Alex McBride is a criminal barrister. He is author of the ‘Common Law’ column in Prospect magazine and has contributed to the New Statesman and From Our Own Correspondent.
The Monster of Florence
Douglas Preston, with Mario Spezi
Synopsis: In 2000, bestselling author Douglas Preston fulfilled a lifelong dream when he moved with his family to a villa in Italy. But after settling in an idyllic village just outside Florence, he discovered that the olive grove in front of his family’s new home had been the scene of one of the most infamous killings by the Monster of Florence. Preston, intrigued, met Italian journalist Mario Spezi, who has followed the case since the first murders in 1974, to learn more.
Fascinated by the tale, Preston began to work with Spezi on the case. Here is the true story of their search to uncover and confront the man they believe is the Monster. In an ironic twist of fate that echoes the dark traditions of the city’s bloody history, Preston and Spezi themselves became targets of a bizarre police investigation.

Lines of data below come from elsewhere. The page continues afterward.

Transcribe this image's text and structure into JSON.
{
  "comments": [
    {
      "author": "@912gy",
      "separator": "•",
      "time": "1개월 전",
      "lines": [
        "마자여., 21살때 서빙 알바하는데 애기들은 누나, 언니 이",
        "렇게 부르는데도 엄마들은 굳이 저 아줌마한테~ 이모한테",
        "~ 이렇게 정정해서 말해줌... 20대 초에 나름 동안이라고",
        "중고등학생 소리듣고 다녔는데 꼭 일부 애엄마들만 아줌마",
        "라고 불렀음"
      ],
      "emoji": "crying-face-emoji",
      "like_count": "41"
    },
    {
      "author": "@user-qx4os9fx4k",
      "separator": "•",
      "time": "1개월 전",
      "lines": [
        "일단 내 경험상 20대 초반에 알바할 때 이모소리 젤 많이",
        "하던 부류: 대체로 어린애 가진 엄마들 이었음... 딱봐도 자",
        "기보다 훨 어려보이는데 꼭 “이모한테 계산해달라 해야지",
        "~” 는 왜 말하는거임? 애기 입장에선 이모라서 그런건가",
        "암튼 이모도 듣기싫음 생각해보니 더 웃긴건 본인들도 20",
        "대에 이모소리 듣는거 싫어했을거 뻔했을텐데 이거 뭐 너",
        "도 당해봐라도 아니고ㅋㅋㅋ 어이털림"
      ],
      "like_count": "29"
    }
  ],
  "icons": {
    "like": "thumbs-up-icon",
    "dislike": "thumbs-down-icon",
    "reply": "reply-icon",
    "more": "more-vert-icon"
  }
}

With the gripping suspense of Preston’s novels, The Monster of Florence is a remarkable and harrowing chronicle of murder, mutilation, vengeance and ruined lives – with Preston and Spezi caught in the middle.
The authors have created a website about the book: www.monsterofflorence.co.uk
Judges’ comments: ‘An investigation into one of the most infamous figures in recent Italian history, a serial killer who ritually murdered 14 young lovers, and has never been caught.’
Douglas Preston is a renowned author of both fiction and non-fiction, including The Codex, Relic and The Book of the Dead (co-written with Lincoln Child), which topped the New York Times bestseller list for six weeks. He has written articles for The New Yorker, Reader’s Digest, National Geographic, Harper’s, Smithsonian and Atlantic. He also worked for the American Museum of Natural History as managing editor of Curator magazine.
The Official Website of Douglas Preston & Lincoln Child: www.prestonchild.com
Mario Spezi, a highly decorated journalist, has covered many of the most important criminal cases in Italy, including those involving terrorism and the Mafia, and has been investigating the Monster of Florence case since the beginning. He has also published both fiction and nonfiction books in Italy and several other countries.
Website (in Italian): www.mariospezi.it
Brian Innes, Chairperson: Graduated in chemistry, and worked for some years in biochemical research. He is the author of over 40 books, mainly on criminal matters, and in 16 foreign languages.
Lesley Grant-Adamson: Lesley Grant-Adamson’s 20 books include crime novels, non-fiction crime, travel, and Writing Crime and Suspense Fiction. She writes short stories and poetry, teaches creative writing, and was Royal Literary Fund Writing Fellow at Cambridge.
Don Hale: In 2001 Don won an International Peace Prize, and was voted Journalist of the year. He was later made an OBE for campaigning journalism. His more recent books include the true story of the first Royal Detective – Don’s great grandfather.
Professor Allan Jamieson, Director of the Forensic Institute in Glasgow: Widely recognised as an expert in forensics science, he is also co-editor in chief of Wiley’s Encyclopedia of Forensic Sciences.
Helen Pepper: Helen’s first job was with the Forensic Science Service. She currently works as a senior lecturer in Police Studies at Teesside University. Helen enjoys helping crime writers with their research, and is also a consultant for ITV drama.
The CWA Non-Fiction Dagger has recently been awarded every other year. Therefore, to be eligible in this round, books must have had their first UK publication between 1 June 2008 and 31 May 2010. However, CWA Chair Tom Harper announced at the ceremony that from next year it is to be an annual award again.